How to Manage Pests
UC Pest Management Guidelines
Several kinds of stink bugs feed on cucurbits, but all are similar in life history and damage. Adult stink bugs are distinctly shield shaped, about 1/2 inch (1.3 cm) long and either brown or green. Some species have red, pink, or yellow markings. Eggs are laid in about fourteen to a cluster and are barrel-shaped with circular lids. Initially they are pearly white and later turn cream colored or pinkish just before hatching. For consperse stink bugs, a row of spines encircle the top of the eggs; the other species have concentric black rings on top of the eggs. Early nymphal stages resemble the adults in shape, but have various markings and patterns and no wings. Nymphs develop prominent wing pads as fourth and fifth instars.
The green stink bug is bright green with the entire lateral margin lined yellow, orange, or reddish. It is slightly larger (0.6–0.9 inch or 1.5–2.2 cm in length) and less common than the redshouldered stink bug, which is predominantly green with a narrow red band across the shoulder, although sometimes the band is absent. Consperse stink bugs have gray brown to green bodies with yellow to orange legs and antennae with darkened tips. The body and legs are covered with small, black specks and the undersurface of the body varies from gray to green. Say's stink bugs have green and yellow colors on the head and back, are covered with tiny white flecks, have three pale spots at the base of the scutellum, and appear distinctly rounded when seen from above. These bugs develop in trees and weeds and move into green plants. Do not confuse these stink bugs with the rough stink bug, a predator that is speckled white and gray and is quite common in many crop areas throughout the year.
Feeding on immature fruit can cause growth distortion as well as irregular surface and internal spots on fruit at any time.
Stink bugs are sporadic and spotty seasonal pests. Adults overwinter on the ground under leaves, in orchards, legume crops, blackberries, or on certain weeds such as Russian thistle, mustards, and little mallow (cheeseweed). During mid- to late summer, populations can become quite high. These pests often move from undisturbed areas such as weedy fields and ditchbanks as well as from riparian areas into crops.

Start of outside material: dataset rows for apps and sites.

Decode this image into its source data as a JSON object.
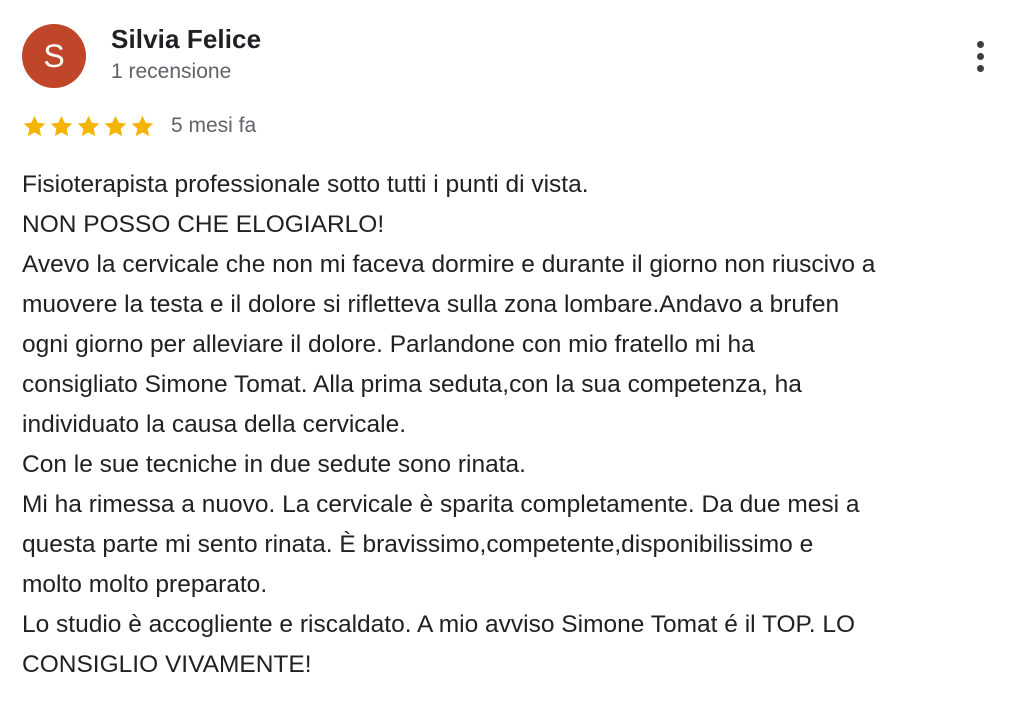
{
  "review": {
    "author": {
      "initial": "S",
      "name": "Silvia Felice",
      "reviews_count": "1 recensione"
    },
    "more_options_icon": "three-dots-vertical-icon",
    "rating": {
      "stars": 5,
      "max_stars": 5,
      "star_icon": "star-icon",
      "star_color": "#f5b400"
    },
    "date": "5 mesi fa",
    "text_lines": [
      "Fisioterapista professionale sotto tutti i punti di vista.",
      "NON POSSO CHE ELOGIARLO!",
      "Avevo la cervicale che non mi faceva dormire e durante il giorno non riuscivo a",
      "muovere la testa e il dolore si rifletteva sulla zona lombare.Andavo a brufen",
      "ogni giorno per alleviare il dolore. Parlandone con mio fratello mi ha",
      "consigliato Simone Tomat. Alla prima seduta,con la sua competenza, ha",
      "individuato la causa della cervicale.",
      "Con le sue tecniche in due sedute sono rinata.",
      "Mi ha rimessa a nuovo. La cervicale è sparita completamente. Da due mesi a",
      "questa parte mi sento rinata. È bravissimo,competente,disponibilissimo e",
      "molto molto preparato.",
      "Lo studio è accogliente e riscaldato. A mio avviso Simone Tomat é il TOP. LO",
      "CONSIGLIO VIVAMENTE!"
    ],
    "colors": {
      "avatar_bg": "#c0462a",
      "name": "#202124",
      "meta": "#5f6368",
      "text": "#202124"
    }
  }
}
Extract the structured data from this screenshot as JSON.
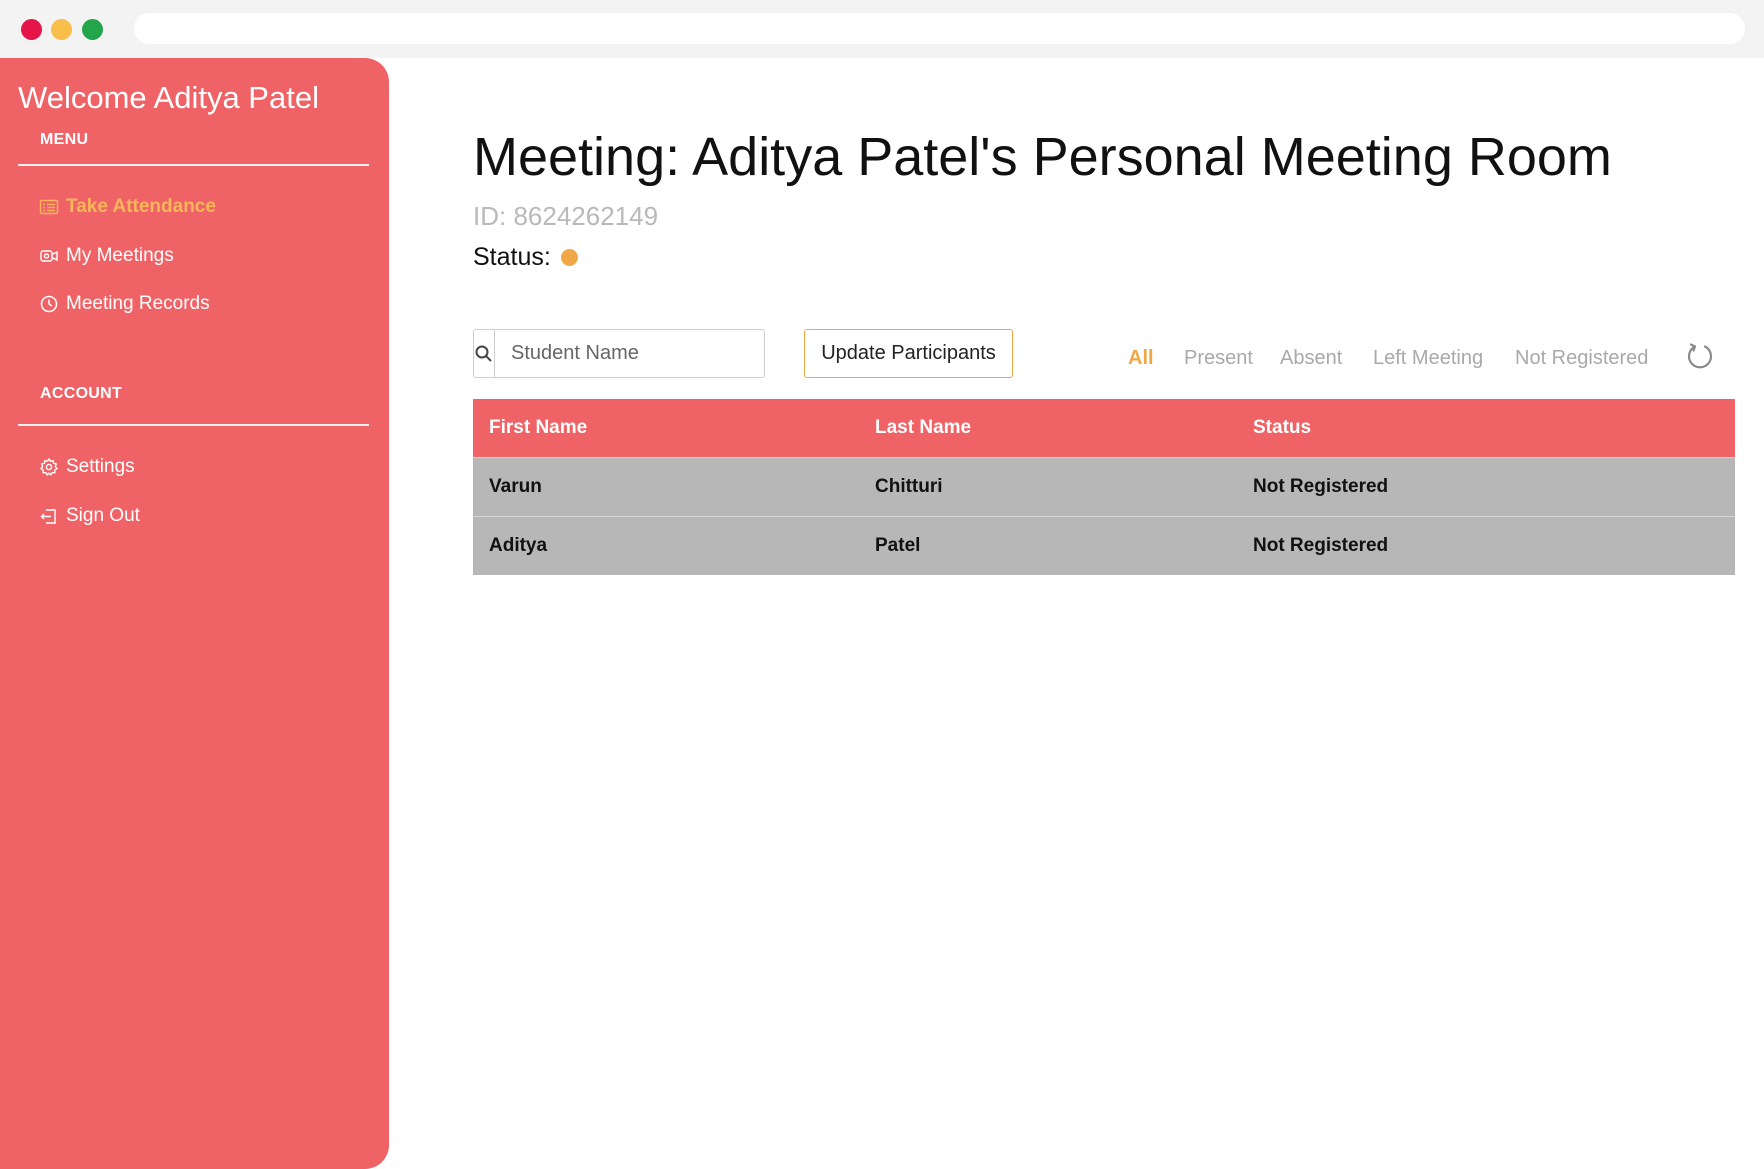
{
  "sidebar": {
    "welcome": "Welcome Aditya Patel",
    "menu_label": "MENU",
    "menu_items": [
      {
        "label": "Take Attendance",
        "icon": "list-icon",
        "active": true
      },
      {
        "label": "My Meetings",
        "icon": "video-camera-icon",
        "active": false
      },
      {
        "label": "Meeting Records",
        "icon": "clock-icon",
        "active": false
      }
    ],
    "account_label": "ACCOUNT",
    "account_items": [
      {
        "label": "Settings",
        "icon": "gear-icon"
      },
      {
        "label": "Sign Out",
        "icon": "sign-out-icon"
      }
    ]
  },
  "meeting": {
    "title": "Meeting: Aditya Patel's Personal Meeting Room",
    "id_text": "ID: 8624262149",
    "status_label": "Status:",
    "status_color": "#f0a847"
  },
  "search": {
    "placeholder": "Student Name",
    "value": ""
  },
  "update_button": "Update Participants",
  "filters": [
    "All",
    "Present",
    "Absent",
    "Left Meeting",
    "Not Registered"
  ],
  "active_filter": "All",
  "table": {
    "headers": [
      "First Name",
      "Last Name",
      "Status"
    ],
    "rows": [
      [
        "Varun",
        "Chitturi",
        "Not Registered"
      ],
      [
        "Aditya",
        "Patel",
        "Not Registered"
      ]
    ]
  },
  "colors": {
    "sidebar": "#ef6367",
    "accent": "#f0a847",
    "row_bg": "#b7b7b7"
  }
}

Monitor such adjacent areas to eliminate any surprise infestations. Check developing fruit for stink bugs. Time applications after the majority of eggs have hatched and nymphs are easily found. Individuals tend to hide by moving to the opposite side of the plant or fruit surface being observed.
UC IPM Pest Management Guidelines: Cucurbits